The problem:
From the entries below, count the lines with "this". Write only the count.

Provided records:
+--
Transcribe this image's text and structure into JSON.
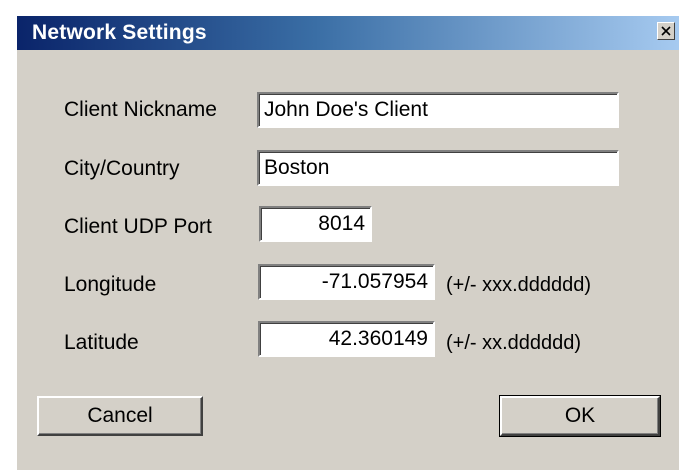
{
  "window": {
    "title": "Network Settings",
    "close_icon": "close-icon"
  },
  "form": {
    "nickname": {
      "label": "Client Nickname",
      "value": "John Doe's Client"
    },
    "city": {
      "label": "City/Country",
      "value": "Boston"
    },
    "udp_port": {
      "label": "Client UDP Port",
      "value": "8014"
    },
    "longitude": {
      "label": "Longitude",
      "value": "-71.057954",
      "hint": "(+/- xxx.dddddd)"
    },
    "latitude": {
      "label": "Latitude",
      "value": "42.360149",
      "hint": "(+/- xx.dddddd)"
    }
  },
  "buttons": {
    "cancel_label": "Cancel",
    "ok_label": "OK"
  },
  "colors": {
    "titlebar_start": "#0a246a",
    "titlebar_end": "#a6caf0",
    "dialog_background": "#d4d0c8"
  }
}
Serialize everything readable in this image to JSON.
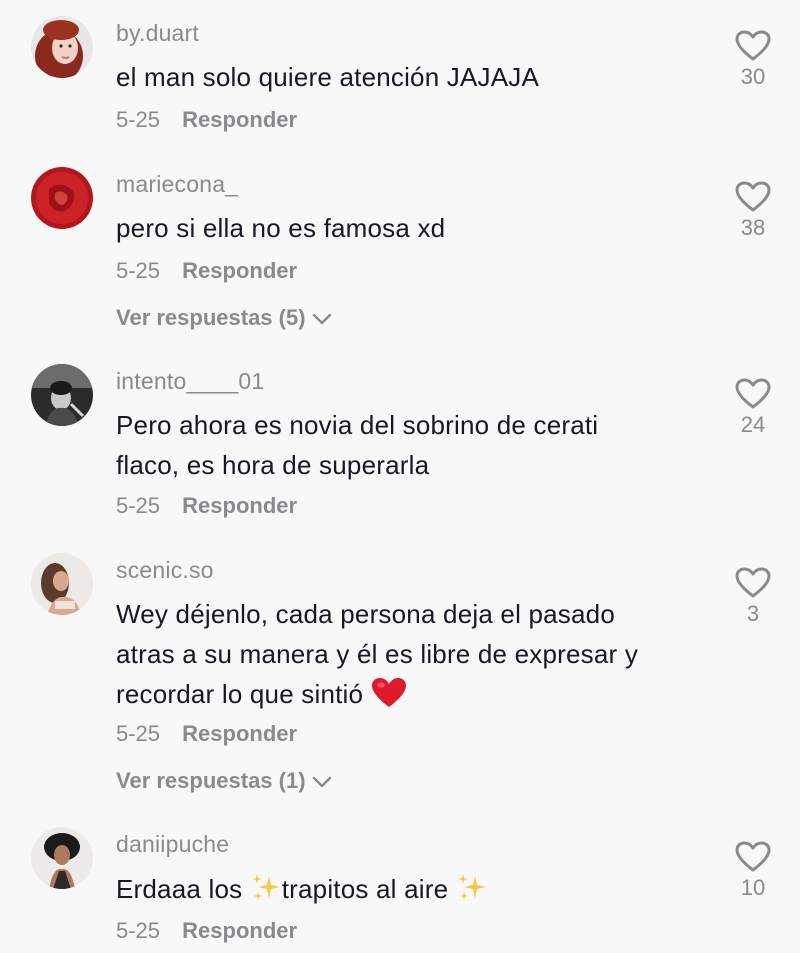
{
  "comments": [
    {
      "username": "by.duart",
      "text": "el man solo quiere atención JAJAJA",
      "date": "5-25",
      "reply_label": "Responder",
      "likes": "30"
    },
    {
      "username": "mariecona_",
      "text": "pero si ella no es famosa xd",
      "date": "5-25",
      "reply_label": "Responder",
      "likes": "38",
      "view_replies": "Ver respuestas (5)"
    },
    {
      "username": "intento____01",
      "text_lines": [
        "Pero ahora es novia del sobrino de cerati",
        "flaco, es hora de superarla"
      ],
      "date": "5-25",
      "reply_label": "Responder",
      "likes": "24"
    },
    {
      "username": "scenic.so",
      "text_lines": [
        "Wey déjenlo, cada persona deja el pasado",
        "atras a su manera y él es libre de expresar y",
        "recordar lo que sintió"
      ],
      "date": "5-25",
      "reply_label": "Responder",
      "likes": "3",
      "view_replies": "Ver respuestas (1)"
    },
    {
      "username": "daniipuche",
      "text_parts": [
        "Erdaaa los ",
        "trapitos al aire "
      ],
      "date": "5-25",
      "reply_label": "Responder",
      "likes": "10"
    }
  ],
  "icons": {
    "like": "heart-outline-icon",
    "expand": "chevron-down-icon",
    "heart_emoji": "red-heart-emoji",
    "sparkles_emoji": "sparkles-emoji"
  },
  "colors": {
    "background": "#f8f8f8",
    "text": "#161823",
    "secondary": "#8a8a8e",
    "heart_emoji": "#e0182b",
    "sparkles": "#f7c64a"
  }
}
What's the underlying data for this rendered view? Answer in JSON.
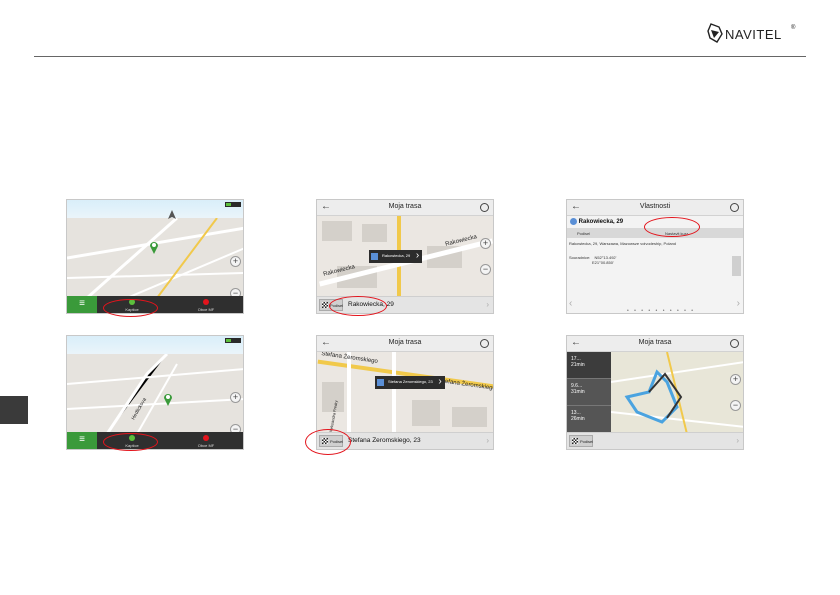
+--
Final answer:
3